Worth also mentioning that yet again we ran a close game out but were seriously hampered by inaccuracy. To be more a little contemporary with the historical analogies, the game closely paralleled the GWS tussle in Round 1, with us unable to find goals despite having an overwhelming amount of the play in the last quarter, and throw the Essendon game in there for the glaring misses at goal by a certain senior player starting with “A” and ending the “dam Schneider”. Including last night, in the last quarters of the respective three matches we’ve kicked 4.7, 1.4 and 2.5, which is a total of 7.16 in games three games we’ve lost by nine points or less, whilst the opposition has kicked 7.8. The same would be said of the Melbourne escape if we didn’t fall over the line in the last 19 seconds – we kicked 1.4 in the last term after having a monopoly on possession and territory for the nearly the entirety of the last quarter.
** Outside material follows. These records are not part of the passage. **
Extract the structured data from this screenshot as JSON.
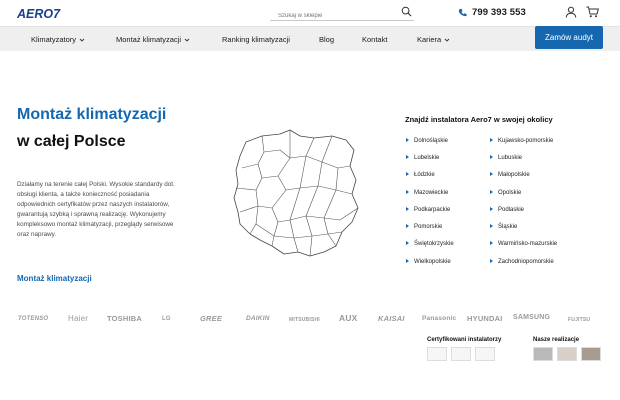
{
  "header": {
    "logo_text": "AERO7",
    "search_placeholder": "Szukaj w sklepie",
    "phone": "799 393 553"
  },
  "nav": {
    "items": [
      {
        "label": "Klimatyzatory",
        "dropdown": true
      },
      {
        "label": "Montaż klimatyzacji",
        "dropdown": true
      },
      {
        "label": "Ranking klimatyzacji",
        "dropdown": false
      },
      {
        "label": "Blog",
        "dropdown": false
      },
      {
        "label": "Kontakt",
        "dropdown": false
      },
      {
        "label": "Kariera",
        "dropdown": true
      }
    ],
    "cta_label": "Zamów audyt"
  },
  "hero": {
    "title_line1": "Montaż klimatyzacji",
    "title_line2": "w całej Polsce",
    "description": "Działamy na terenie całej Polski. Wysokie standardy dot. obsługi klienta, a także konieczność posiadania odpowiednich certyfikatów przez naszych instalatorów, gwarantują szybką i sprawną realizację. Wykonujemy kompleksowo montaż klimatyzacji, przeglądy serwisowe oraz naprawy.",
    "link": "Montaż klimatyzacji"
  },
  "installers": {
    "title": "Znajdź instalatora Aero7 w swojej okolicy",
    "regions_left": [
      "Dolnośląskie",
      "Lubelskie",
      "Łódzkie",
      "Mazowieckie",
      "Podkarpackie",
      "Pomorskie",
      "Świętokrzyskie",
      "Wielkopolskie"
    ],
    "regions_right": [
      "Kujawsko-pomorskie",
      "Lubuskie",
      "Małopolskie",
      "Opolskie",
      "Podlaskie",
      "Śląskie",
      "Warmińsko-mazurskie",
      "Zachodniopomorskie"
    ]
  },
  "brands": [
    "TOTENSO",
    "Haier",
    "TOSHIBA",
    "LG",
    "GREE",
    "DAIKIN",
    "MITSUBISHI",
    "AUX",
    "KAISAI",
    "Panasonic",
    "HYUNDAI",
    "SAMSUNG",
    "FUJITSU"
  ],
  "certs": {
    "installers_title": "Certyfikowani instalatorzy",
    "realizations_title": "Nasze realizacje"
  },
  "colors": {
    "accent": "#1568b0",
    "nav_bg": "#efefef"
  }
}
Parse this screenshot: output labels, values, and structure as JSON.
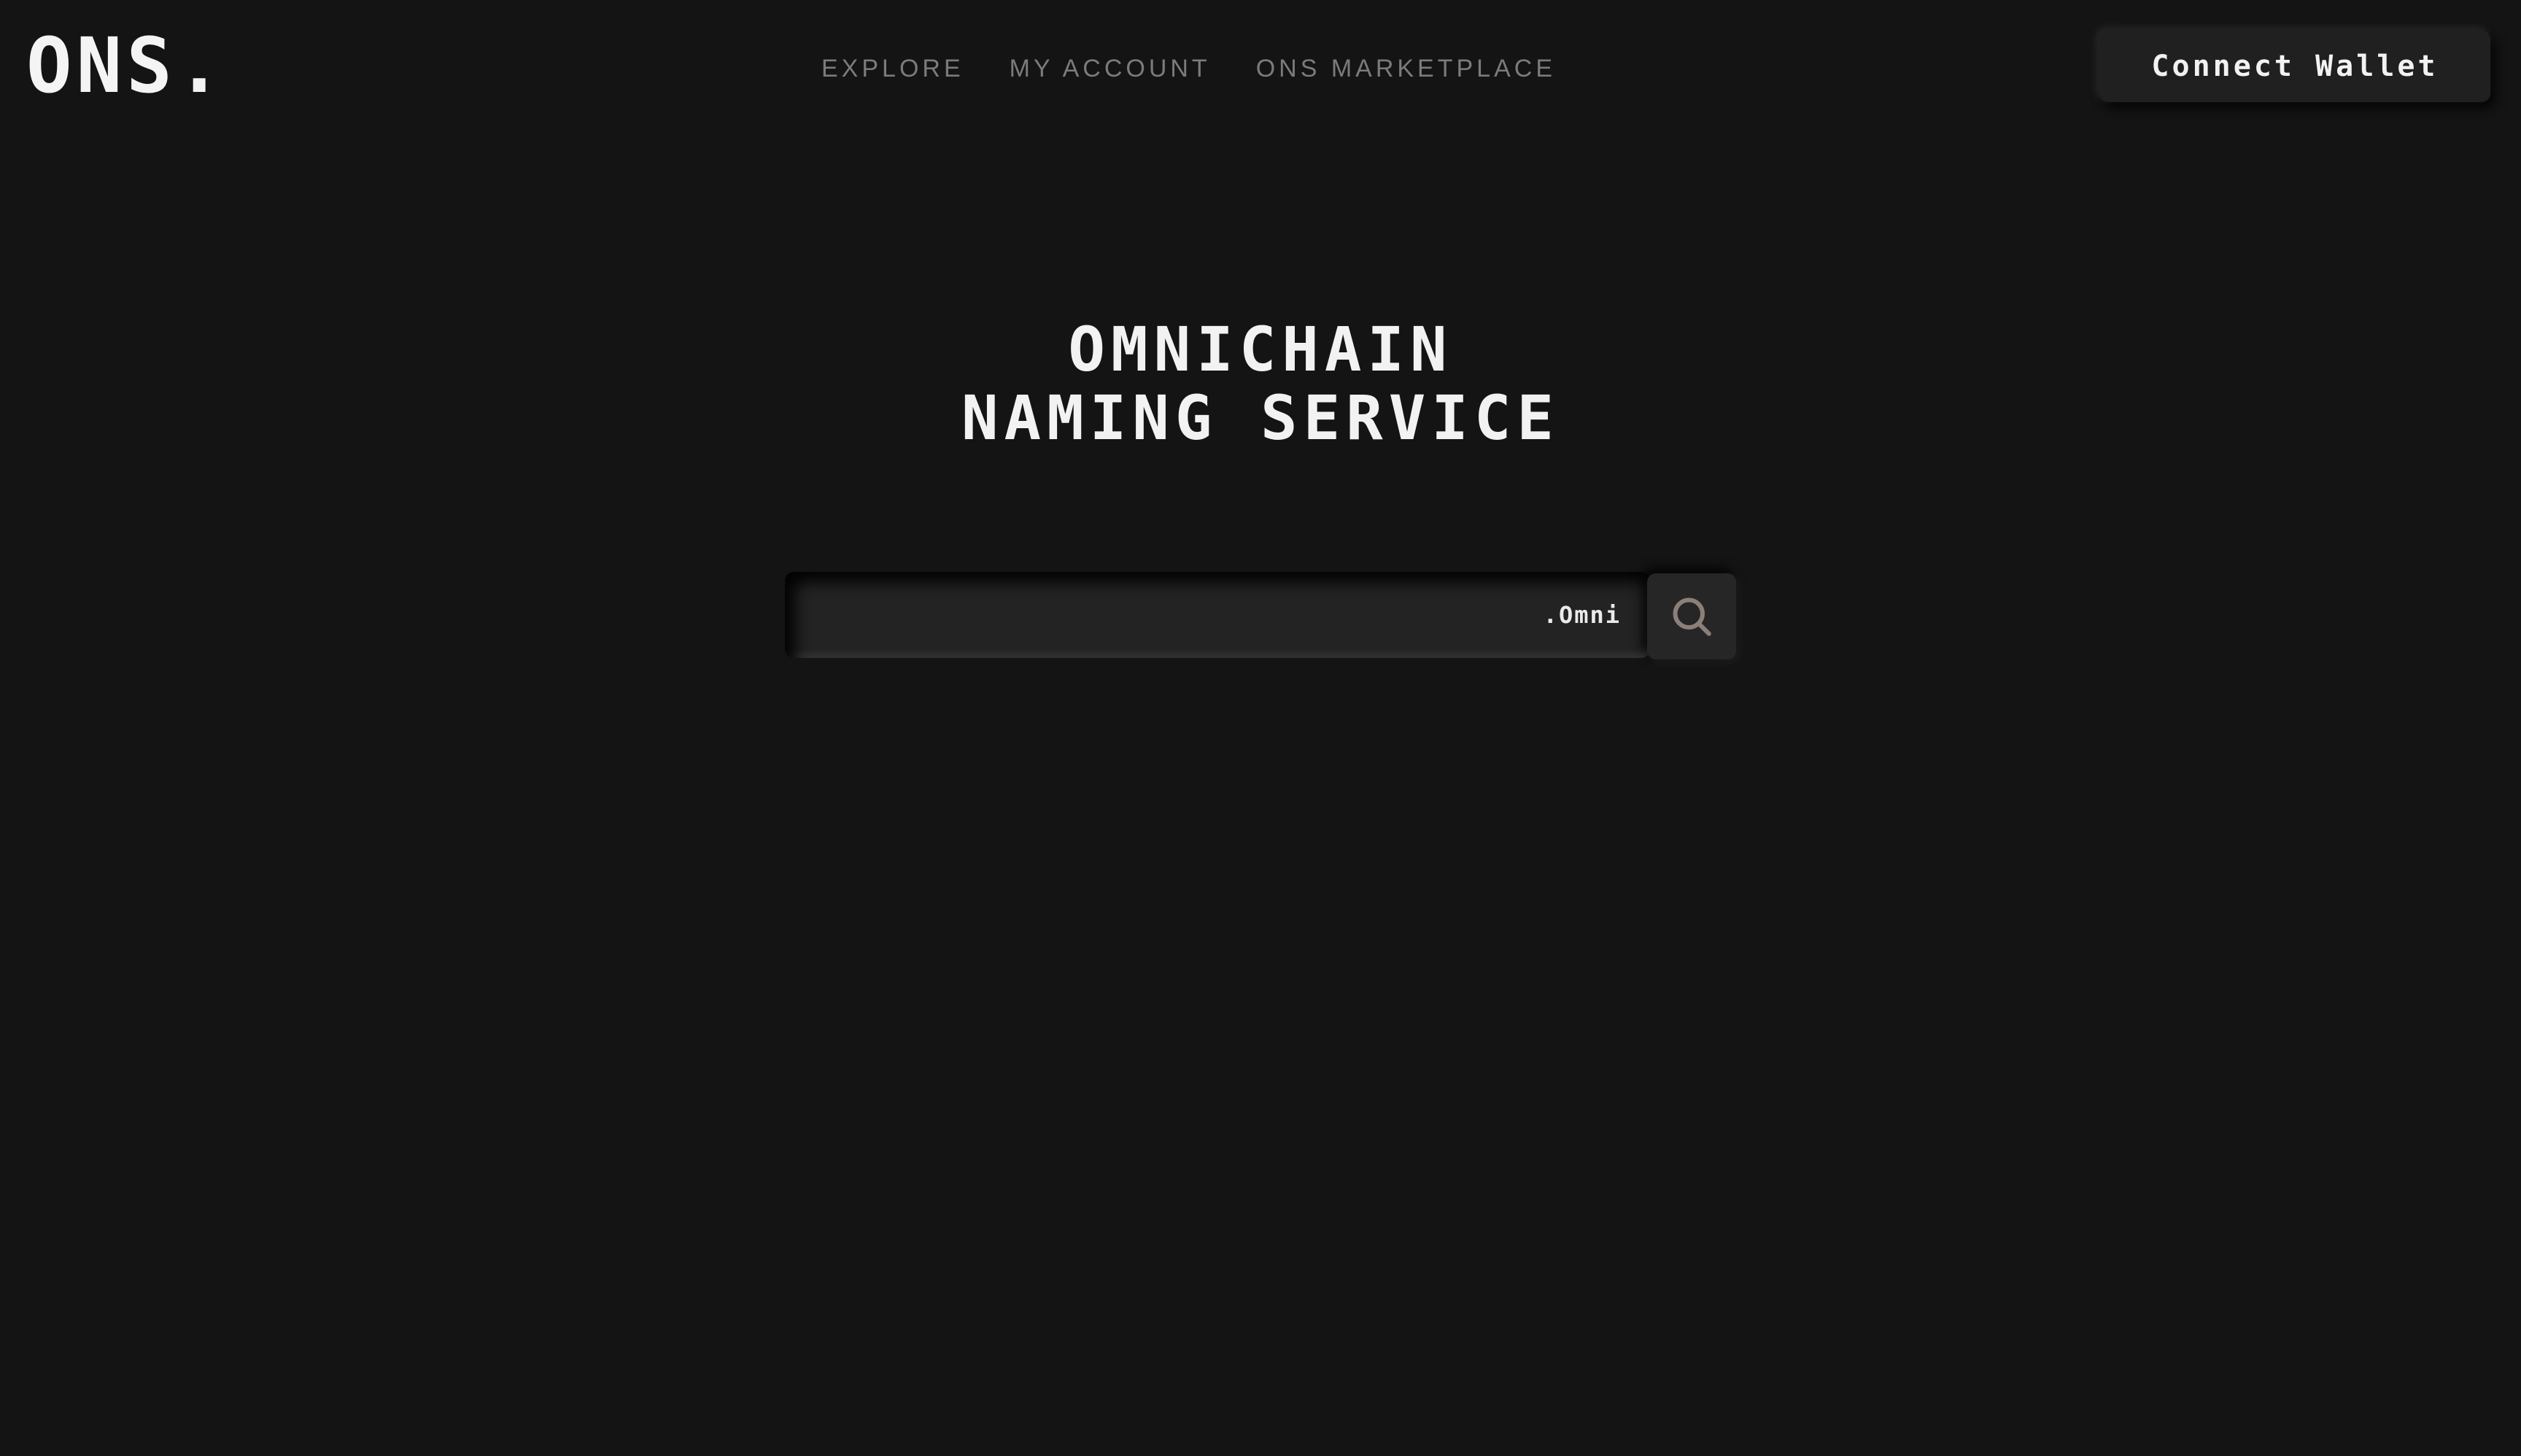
{
  "header": {
    "logo": "ONS.",
    "nav": [
      {
        "label": "EXPLORE"
      },
      {
        "label": "MY ACCOUNT"
      },
      {
        "label": "ONS MARKETPLACE"
      }
    ],
    "connect_label": "Connect Wallet"
  },
  "hero": {
    "title_line1": "OMNICHAIN",
    "title_line2": "NAMING SERVICE"
  },
  "search": {
    "value": "",
    "placeholder": "",
    "suffix": ".Omni",
    "icon": "search-icon"
  },
  "colors": {
    "background": "#141414",
    "nav_text": "#7b7b7b",
    "text": "#f2f2f2",
    "search_icon": "#8a8079"
  }
}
For some reason, let’s now talk about Billy Longer (I couldn’t think of a decent segue). The hit-outs finished pretty evenly, but I feel like he vaguely got to a few more contests and pulled in a decent grab or two – one late on the wing which exactly mirrored that of the one he took late in Round 6, but with the scores essentially reversed. I still don’t think there’s a enough evidence to see outright he’s better than Hickey or will be better than Hickey in the long run, particularly given Hickey was played as a forward. It allowed him to demonstrate just how mobile he is and particularly how good he is down low and at providing a presence immediately after a marking contest. Billy’s tapwork is superior for the time being, notwithstanding him inexplicably unable to make it to a centre bounce at one point.
Interestingly the St Kilda Facebook account hinted very strongly at something to do with “good news” about Jason Holmes to be announced soon, and I’m assuming it’s either a contract extension or perhaps an elevation onto the senior list at the end of the year. More interestingly it arose from the Club’s wonderful post celebrating the USA Supreme Court’s decision to legalise gay marriage in all 50 states. Footy is typically separate in my life from anything outside of my family – very, very few of the people I know and hang around with (barring, Richie and Lewis and a couple of others I’ve mentioned) are genuinely interested in the game – mostly because the things I’m involved with outside of the game are at odds with what you would typically experience within the culture of a footy club. That the Club did that was really incredible, given the overriding culture of the game has been dominated by masculine ideals and intimidation towards anything challenging those. Whilst last night’s on-field performance gave us little to take home, our club took a massive step that day of the type that no other has taken. Football clubs join people together because we are all chasing the same quantifiable achievement – to be in front on the scoreboard when the final siren sounds on Grand Final Day. Too often the idea that clubs bring people and communities together is mistaken for clubs bringing a very specific section of communities together. As a result of historical ties to particular regions, and by proxy class, a particular socio-political discourse is something that adds another thread through supporter bases above the aforementioned default culture, and those haven’t served to bring AFL clubs very far forward just yet. That the Saints have made the decision to openly support what’s happened in the US, given what the Club actually is, is bold and risks alienating some fans, but this is the kind of attitude that is necessary to move the Club and ourselves forward.